The 2012 Toyota Camry has been improved in almost every detail, which is excellent news since the previous model was disappointing in many regards. On the whole, this may look like the same package, but it's been massaged and redesigned to bring it up to the standards of usability, safety and interior construction set by the competition, and then retuned and restyled to be a little more expressive. But as before, durability and reliability are still the key attributes meant to set the 2012 Toyota Camry apart from its rivals.
You'll notice that the new Camry offers improved versions of last year's engines: a 178-horsepower 2.5-liter four-cylinder and a 268-hp 3.5-liter V6. Both engines feature a six-speed automatic transmission to deliver better fuel economy. The four-cylinder returns an EPA-estimated 35 highway mpg, while the V6 achieves 30 mpg on the highway. And yet, despite this thriftiness, the Camry's engines are notably eager to deliver swift acceleration when you need it. There's also a Camry Hybrid, covered in a separate review.
Within the cabin, the front seats have been redesigned to be more supportive and repositioned to afford more rear legroom. However, the bigger difference inside can be seen in design and quality. The old Camry suffered from subpar interior materials and a rather uninspired design. The new Camry reverses this downward trend, especially in the SE and XLE trims, with dramatically improved build quality and a pleasing selection of thoughtfully chosen trim types, textures and materials. Meanwhile, a new, well-designed touchscreen electronics interface and several high-tech features help set it apart from the pack.
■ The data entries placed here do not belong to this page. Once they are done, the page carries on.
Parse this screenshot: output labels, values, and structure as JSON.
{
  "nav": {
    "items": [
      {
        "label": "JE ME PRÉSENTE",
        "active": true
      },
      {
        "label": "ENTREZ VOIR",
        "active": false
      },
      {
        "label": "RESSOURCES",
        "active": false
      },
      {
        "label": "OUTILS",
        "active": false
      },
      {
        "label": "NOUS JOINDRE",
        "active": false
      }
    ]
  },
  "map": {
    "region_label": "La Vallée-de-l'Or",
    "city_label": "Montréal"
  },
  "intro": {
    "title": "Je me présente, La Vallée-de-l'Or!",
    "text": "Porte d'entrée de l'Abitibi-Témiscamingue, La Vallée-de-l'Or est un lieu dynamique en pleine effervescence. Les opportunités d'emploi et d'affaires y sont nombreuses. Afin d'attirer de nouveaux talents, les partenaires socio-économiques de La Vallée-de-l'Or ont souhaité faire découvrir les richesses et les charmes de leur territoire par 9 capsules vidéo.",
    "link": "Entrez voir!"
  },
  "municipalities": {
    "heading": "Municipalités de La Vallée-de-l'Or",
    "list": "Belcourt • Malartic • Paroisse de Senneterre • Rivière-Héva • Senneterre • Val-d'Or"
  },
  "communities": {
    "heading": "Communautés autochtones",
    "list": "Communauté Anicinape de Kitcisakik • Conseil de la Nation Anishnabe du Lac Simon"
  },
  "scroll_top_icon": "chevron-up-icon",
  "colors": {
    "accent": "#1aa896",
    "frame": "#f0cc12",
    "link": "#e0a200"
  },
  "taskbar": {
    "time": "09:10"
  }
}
Toyota has also set out to address a long-running complaint about the Camry being boring to drive. Suspension improvements have been made to enliven the Camry's handling dynamics and make the ride more composed. It's not entirely effective -- numb steering and a general disconnected feel make the Camry a less desirable car to drive than most rivals. The exception to this is the SE, which isn't so much a sport model, but rather the one that manages to bring the Camry's driving dynamics up to par for the class.
In total, the Toyota Camry is once again one of the more appealing midsize family sedans. Still, that class is better than ever and we suggest checking out the competition thoroughly before settling on a Camry. The Honda Accord and Mazda 6 continue to set the standard for those who want their car to feel responsive, while the Hyundai Sonata offers more style, comparable refinement and stellar value. Meanwhile, the new Volkswagen Passat is bigger and cheaper than ever while still maintaining its European flavor. The Camry may have corrected many of its predecessor's faults, but its improved competition means choosing one still isn't the slam-dunk it once was.